The answer to that question is: Well, that depends on your circumstances.
The concept behind a consolidation loan is great. You have a wallet full of high interest credit cards (or other high interest debts). A bank gives you a loan to pay off all those debts. Now you have a new loan. It’s good because you’ve wrapped everything into one regular payment. If the interest rate on the new loan is lower than the credit cards, it’s good because you’ve reduced the overall cost for yourself. Furthermore, you’ve maintained your credit rating as long as you make payments on the consolidation loan. Those are the positives. What are some of the potential complications?
- Consolidation loans are becoming more difficult to obtain due to global banking meltdown over the last few years
- You may be required to have a co-signer. Banks do this to protect themselves. If you are unable to pay, the co-signer is responsible for the full amount of the debt.
- You may be required to pledge assets as collateral for the loan (eg. house, car, investments, etc.) Again, banks do this to protect themselves. If you are unable to make the loan payments, they have the right to take the asset you have put up as security.
- Some consolidation loans come at high interest rates. If you haven’t reduced the interest rate compared to the old debts, you haven’t reduced your real cost.
- The payment on a consolidation loan has to fit your budget. Some people are in very far over their heads with high interest debt before they realize they have to do something. Even with a lower interest rate, sometimes the payment just isn’t affordable. Sometimes, people aren’t sure how much they can afford. If you’ve been using credit to pay credit – robbing Peter to pay Paul, it’s hard to know exactly how much you can really afford on a monthly basis.
So what does that all mean for you? Again, it comes back to your particular circumstances. If you can get approved for a consolidation loan and the payment fits your budget, it’s probably a good choice. Otherwise, you should start considering your other debt relief options.

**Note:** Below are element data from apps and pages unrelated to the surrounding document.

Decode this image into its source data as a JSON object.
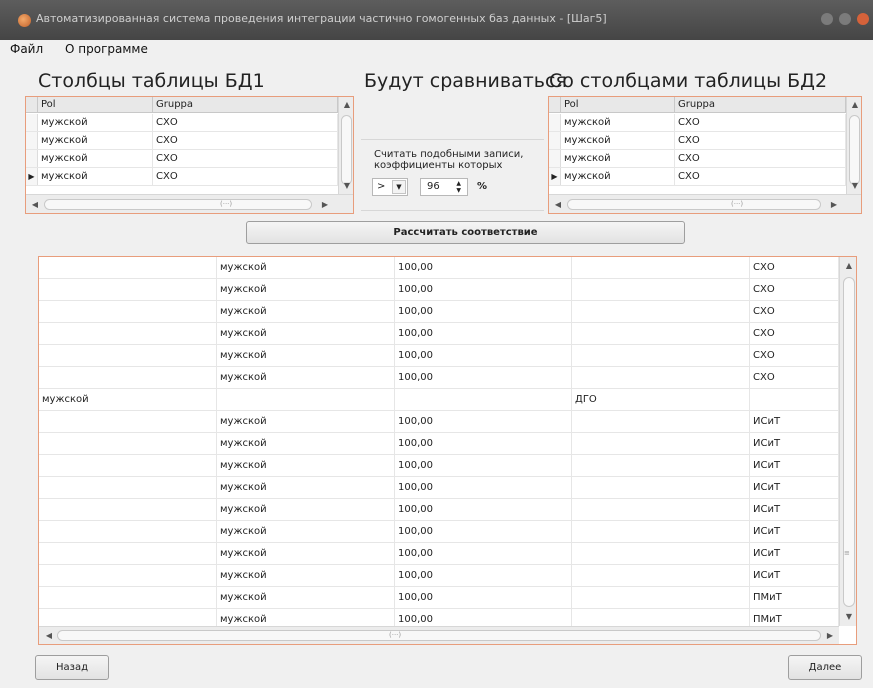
{
  "window": {
    "title": "Автоматизированная система проведения интеграции частично гомогенных баз данных - [Шаг5]"
  },
  "menu": {
    "file": "Файл",
    "about": "О программе"
  },
  "labels": {
    "left_title": "Столбцы таблицы БД1",
    "middle_title": "Будут сравниваться",
    "right_title": "Со столбцами таблицы БД2"
  },
  "left_table": {
    "columns": [
      "Pol",
      "Gruppa"
    ],
    "rows": [
      [
        "мужской",
        "СХО"
      ],
      [
        "мужской",
        "СХО"
      ],
      [
        "мужской",
        "СХО"
      ],
      [
        "мужской",
        "СХО"
      ]
    ]
  },
  "right_table": {
    "columns": [
      "Pol",
      "Gruppa"
    ],
    "rows": [
      [
        "мужской",
        "СХО"
      ],
      [
        "мужской",
        "СХО"
      ],
      [
        "мужской",
        "СХО"
      ],
      [
        "мужской",
        "СХО"
      ]
    ]
  },
  "compare": {
    "note": "Считать подобными записи, коэффициенты которых",
    "operator": ">",
    "threshold": "96",
    "percent": "%"
  },
  "buttons": {
    "calculate": "Рассчитать соответствие",
    "back": "Назад",
    "next": "Далее"
  },
  "results": {
    "rows": [
      [
        "",
        "мужской",
        "100,00",
        "",
        "СХО"
      ],
      [
        "",
        "мужской",
        "100,00",
        "",
        "СХО"
      ],
      [
        "",
        "мужской",
        "100,00",
        "",
        "СХО"
      ],
      [
        "",
        "мужской",
        "100,00",
        "",
        "СХО"
      ],
      [
        "",
        "мужской",
        "100,00",
        "",
        "СХО"
      ],
      [
        "",
        "мужской",
        "100,00",
        "",
        "СХО"
      ],
      [
        "мужской",
        "",
        "",
        "ДГО",
        ""
      ],
      [
        "",
        "мужской",
        "100,00",
        "",
        "ИСиТ"
      ],
      [
        "",
        "мужской",
        "100,00",
        "",
        "ИСиТ"
      ],
      [
        "",
        "мужской",
        "100,00",
        "",
        "ИСиТ"
      ],
      [
        "",
        "мужской",
        "100,00",
        "",
        "ИСиТ"
      ],
      [
        "",
        "мужской",
        "100,00",
        "",
        "ИСиТ"
      ],
      [
        "",
        "мужской",
        "100,00",
        "",
        "ИСиТ"
      ],
      [
        "",
        "мужской",
        "100,00",
        "",
        "ИСиТ"
      ],
      [
        "",
        "мужской",
        "100,00",
        "",
        "ИСиТ"
      ],
      [
        "",
        "мужской",
        "100,00",
        "",
        "ПМиТ"
      ],
      [
        "",
        "мужской",
        "100,00",
        "",
        "ПМиТ"
      ]
    ]
  },
  "colors": {
    "accent_border": "#e89d7c",
    "titlebar": "#4f4f4f"
  }
}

Consider my role. My job is not to convince people to file a consumer proposal or personal bankruptcy. Those options are only for people who are unable to pay their debts in full. If I think you are a good candidate for a consolidation loan, I’ll tell you so. If you could sell assets or change your budget to pay your debts, I’ll tell you that too. No two situations are exactly alike. My job is to assess your circumstances and help you build a plan for your future. If you want to talk more about your options, you can call me at 519-747-0660. You can also send me your questions by e-mail.